Exercise brief =
Examine the entries and show every line in which the word "description" is found.

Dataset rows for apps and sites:
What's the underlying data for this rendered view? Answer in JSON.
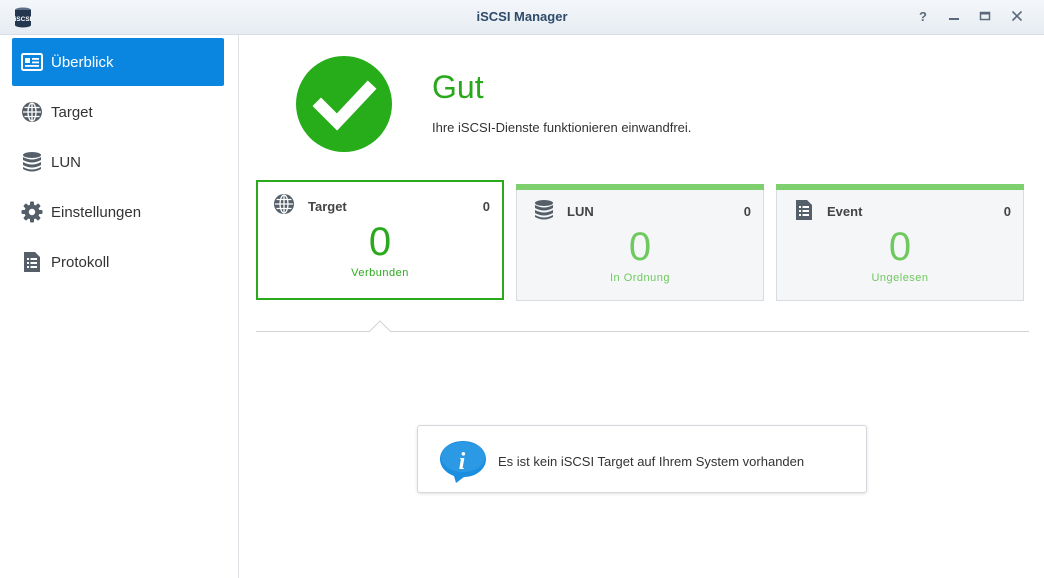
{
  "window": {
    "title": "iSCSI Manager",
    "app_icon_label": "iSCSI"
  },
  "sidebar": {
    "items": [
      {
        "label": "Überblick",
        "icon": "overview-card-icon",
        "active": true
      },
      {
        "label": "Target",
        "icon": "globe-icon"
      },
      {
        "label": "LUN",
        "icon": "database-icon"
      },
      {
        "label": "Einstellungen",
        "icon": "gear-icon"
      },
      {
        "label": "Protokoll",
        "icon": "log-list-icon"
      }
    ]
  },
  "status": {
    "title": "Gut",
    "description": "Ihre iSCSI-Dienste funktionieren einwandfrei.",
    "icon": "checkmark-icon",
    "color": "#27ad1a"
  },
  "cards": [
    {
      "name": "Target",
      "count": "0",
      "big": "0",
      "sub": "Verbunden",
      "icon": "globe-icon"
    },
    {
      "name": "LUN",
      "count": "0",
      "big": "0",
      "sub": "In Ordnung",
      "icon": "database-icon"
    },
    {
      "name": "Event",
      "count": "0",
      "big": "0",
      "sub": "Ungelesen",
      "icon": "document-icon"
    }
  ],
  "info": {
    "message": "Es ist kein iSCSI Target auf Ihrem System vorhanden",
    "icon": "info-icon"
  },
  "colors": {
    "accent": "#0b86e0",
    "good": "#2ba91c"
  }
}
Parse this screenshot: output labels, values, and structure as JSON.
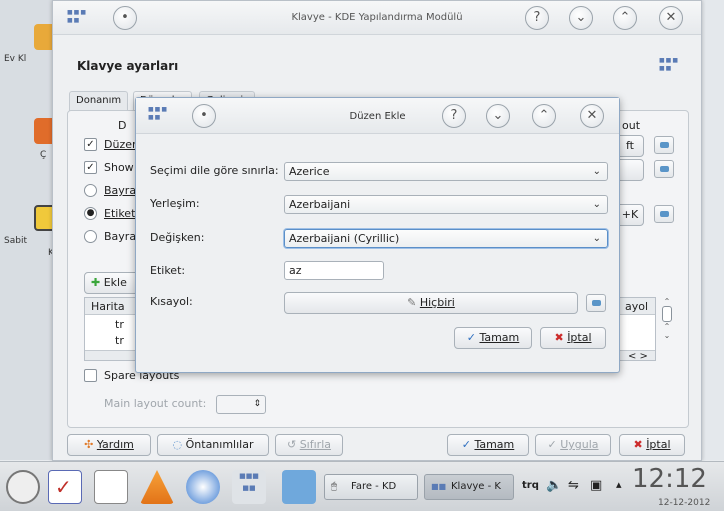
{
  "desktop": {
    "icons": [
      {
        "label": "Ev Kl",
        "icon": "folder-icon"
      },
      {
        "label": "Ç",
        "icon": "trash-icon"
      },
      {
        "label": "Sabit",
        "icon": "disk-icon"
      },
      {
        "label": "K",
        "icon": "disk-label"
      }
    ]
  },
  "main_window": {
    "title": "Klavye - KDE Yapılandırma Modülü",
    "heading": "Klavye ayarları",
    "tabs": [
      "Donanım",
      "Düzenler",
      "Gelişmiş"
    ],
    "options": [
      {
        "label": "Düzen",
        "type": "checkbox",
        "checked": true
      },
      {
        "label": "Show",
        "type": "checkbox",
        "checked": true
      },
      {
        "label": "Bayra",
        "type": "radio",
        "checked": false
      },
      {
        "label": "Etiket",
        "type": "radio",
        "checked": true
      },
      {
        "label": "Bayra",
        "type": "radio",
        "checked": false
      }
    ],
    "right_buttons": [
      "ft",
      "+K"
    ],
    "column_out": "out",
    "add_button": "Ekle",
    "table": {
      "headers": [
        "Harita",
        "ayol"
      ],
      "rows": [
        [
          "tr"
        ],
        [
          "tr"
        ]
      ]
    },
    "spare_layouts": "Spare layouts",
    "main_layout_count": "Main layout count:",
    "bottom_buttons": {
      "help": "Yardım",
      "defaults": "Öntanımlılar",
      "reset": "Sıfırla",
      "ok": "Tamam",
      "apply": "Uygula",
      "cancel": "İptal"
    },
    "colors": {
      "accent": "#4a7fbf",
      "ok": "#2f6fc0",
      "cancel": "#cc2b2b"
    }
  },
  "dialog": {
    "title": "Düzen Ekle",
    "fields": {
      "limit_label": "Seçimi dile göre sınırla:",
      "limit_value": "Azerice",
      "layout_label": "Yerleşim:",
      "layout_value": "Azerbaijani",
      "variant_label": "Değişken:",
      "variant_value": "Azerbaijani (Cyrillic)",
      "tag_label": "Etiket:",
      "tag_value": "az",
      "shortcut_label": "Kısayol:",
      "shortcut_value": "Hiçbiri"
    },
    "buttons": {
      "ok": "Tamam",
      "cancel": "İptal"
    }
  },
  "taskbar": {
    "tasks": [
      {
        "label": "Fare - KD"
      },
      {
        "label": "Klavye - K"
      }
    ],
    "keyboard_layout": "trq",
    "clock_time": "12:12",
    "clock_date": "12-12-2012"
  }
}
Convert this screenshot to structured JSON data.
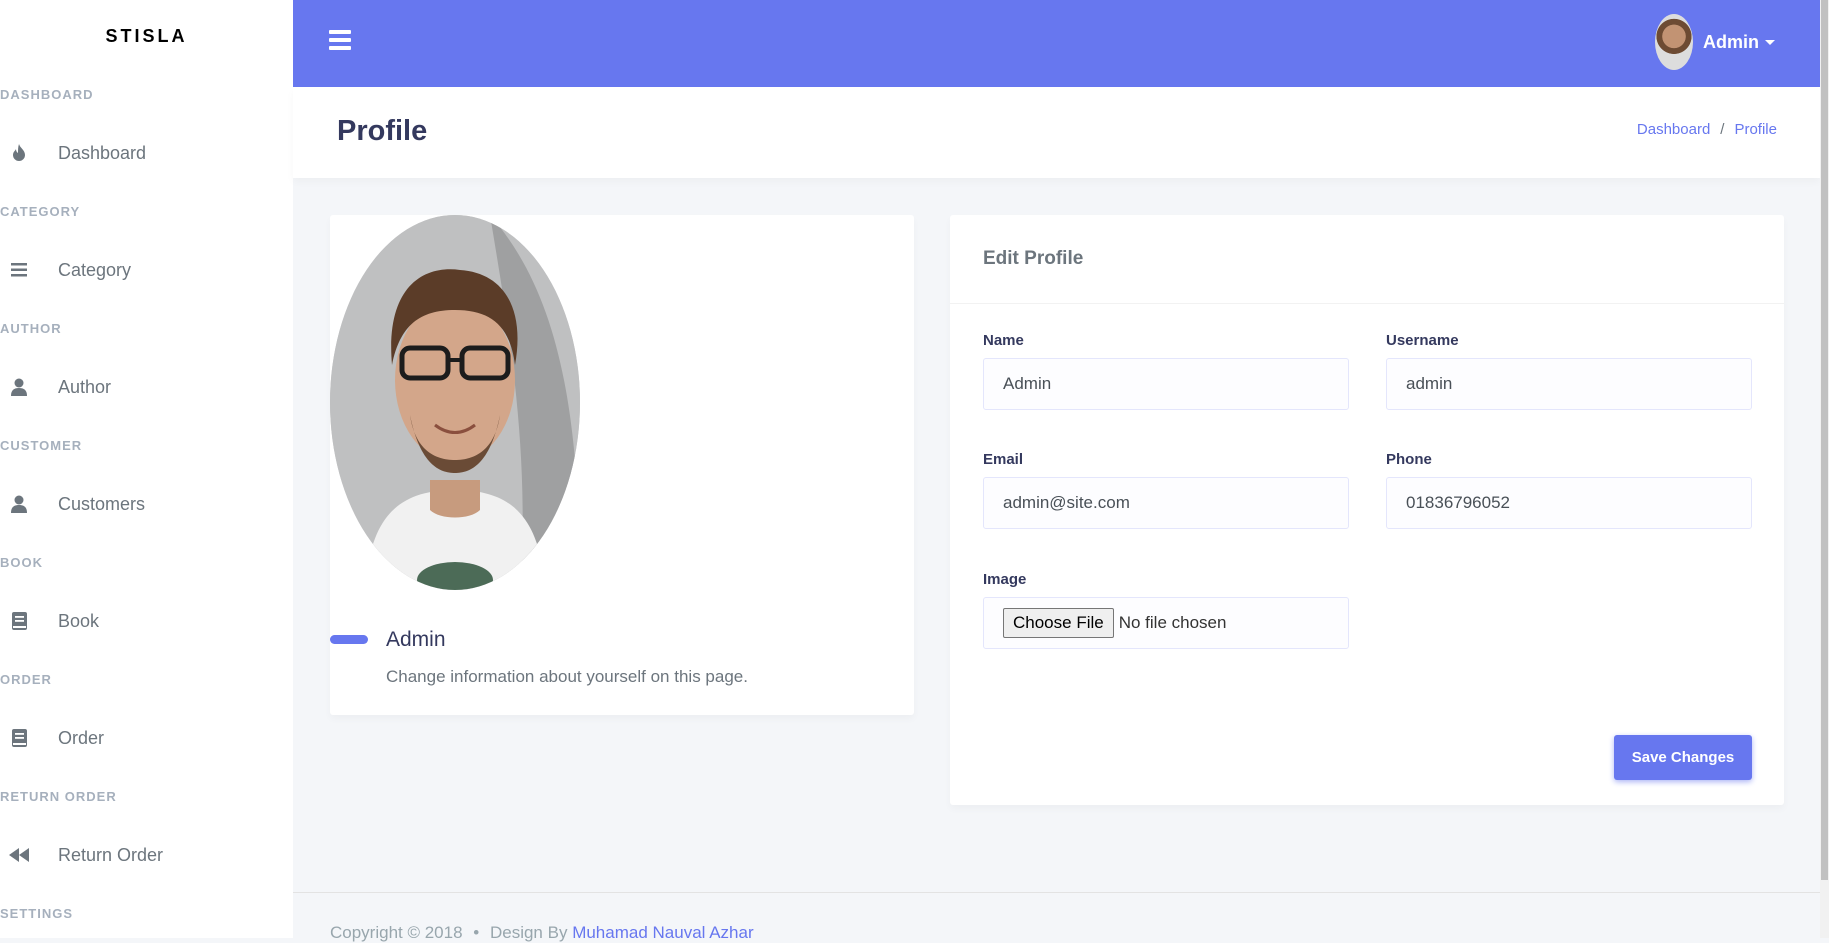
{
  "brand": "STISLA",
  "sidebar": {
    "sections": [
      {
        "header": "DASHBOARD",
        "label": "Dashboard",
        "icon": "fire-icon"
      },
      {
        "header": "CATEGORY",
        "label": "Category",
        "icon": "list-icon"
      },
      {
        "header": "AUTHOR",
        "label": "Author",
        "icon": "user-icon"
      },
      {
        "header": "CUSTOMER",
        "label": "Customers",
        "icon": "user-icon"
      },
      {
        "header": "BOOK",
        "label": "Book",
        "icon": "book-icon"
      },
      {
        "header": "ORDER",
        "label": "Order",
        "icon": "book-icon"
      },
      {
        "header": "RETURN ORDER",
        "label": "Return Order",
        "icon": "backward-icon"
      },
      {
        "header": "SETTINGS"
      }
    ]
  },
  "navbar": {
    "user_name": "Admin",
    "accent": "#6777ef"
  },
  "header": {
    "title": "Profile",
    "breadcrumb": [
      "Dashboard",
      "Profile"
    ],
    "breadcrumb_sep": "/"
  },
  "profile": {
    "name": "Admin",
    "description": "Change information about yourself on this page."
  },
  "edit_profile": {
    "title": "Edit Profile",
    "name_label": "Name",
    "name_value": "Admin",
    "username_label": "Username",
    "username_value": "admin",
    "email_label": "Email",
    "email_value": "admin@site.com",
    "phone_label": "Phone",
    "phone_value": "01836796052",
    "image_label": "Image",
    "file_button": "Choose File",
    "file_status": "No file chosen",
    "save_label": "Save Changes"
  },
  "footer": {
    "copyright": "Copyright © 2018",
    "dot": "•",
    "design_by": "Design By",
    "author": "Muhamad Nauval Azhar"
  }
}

Answer for this exercise =
    "description": "Ihre iSCSI-Dienste funktionieren einwandfrei.",
    "description": "Change information about yourself on this page."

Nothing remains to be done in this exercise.